This Beatitude brings to mind a picture of an active intermediary between two people that are at enmity. Perhaps angry words had been spoken and there is tension in the air. Then another person who loves them both, takes the risk of causing a bigger blow up, reaching out to pursue peace and reconciliation between them. He helps them see how they have hurt each other and encourages each of them to take responsibility for their own mistakes. Furthermore, he pleads with them to ask forgiveness and give forgiveness. He is a peacemaker.
Peacemakers are courageous because they cannot stand at the sidelines and watch people they love hurt each other. They have to take action—bold loving action—to intervene and keep the situation from escalating into evil bitterness. They run the risk of being misunderstood, being seen as judgmental, and of causing more pain. But they see the greater risks at stake: broken relationships.
Peacemakers are blessed—happy and contented—because they are aware of how lost and without hope they were before God lavishly forgave them. They are grateful for the peace made possible by the infinitely valuable sacrifice of Jesus.
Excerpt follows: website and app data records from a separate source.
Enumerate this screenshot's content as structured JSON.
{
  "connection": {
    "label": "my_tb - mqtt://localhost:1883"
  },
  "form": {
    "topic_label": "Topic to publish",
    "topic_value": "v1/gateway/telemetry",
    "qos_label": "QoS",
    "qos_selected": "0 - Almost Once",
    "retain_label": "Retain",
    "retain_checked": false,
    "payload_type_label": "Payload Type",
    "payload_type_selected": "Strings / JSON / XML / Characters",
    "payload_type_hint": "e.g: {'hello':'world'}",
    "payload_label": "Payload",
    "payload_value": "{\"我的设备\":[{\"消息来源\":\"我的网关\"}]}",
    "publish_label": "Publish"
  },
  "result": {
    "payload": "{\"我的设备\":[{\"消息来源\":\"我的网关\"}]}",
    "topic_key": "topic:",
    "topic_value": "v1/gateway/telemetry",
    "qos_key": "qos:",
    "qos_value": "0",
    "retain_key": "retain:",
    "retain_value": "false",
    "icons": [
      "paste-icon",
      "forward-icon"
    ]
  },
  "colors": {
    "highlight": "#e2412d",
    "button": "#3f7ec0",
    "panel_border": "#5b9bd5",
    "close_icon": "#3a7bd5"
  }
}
They are willing to make sacrifices themselves to heal relationships—and they are blessed.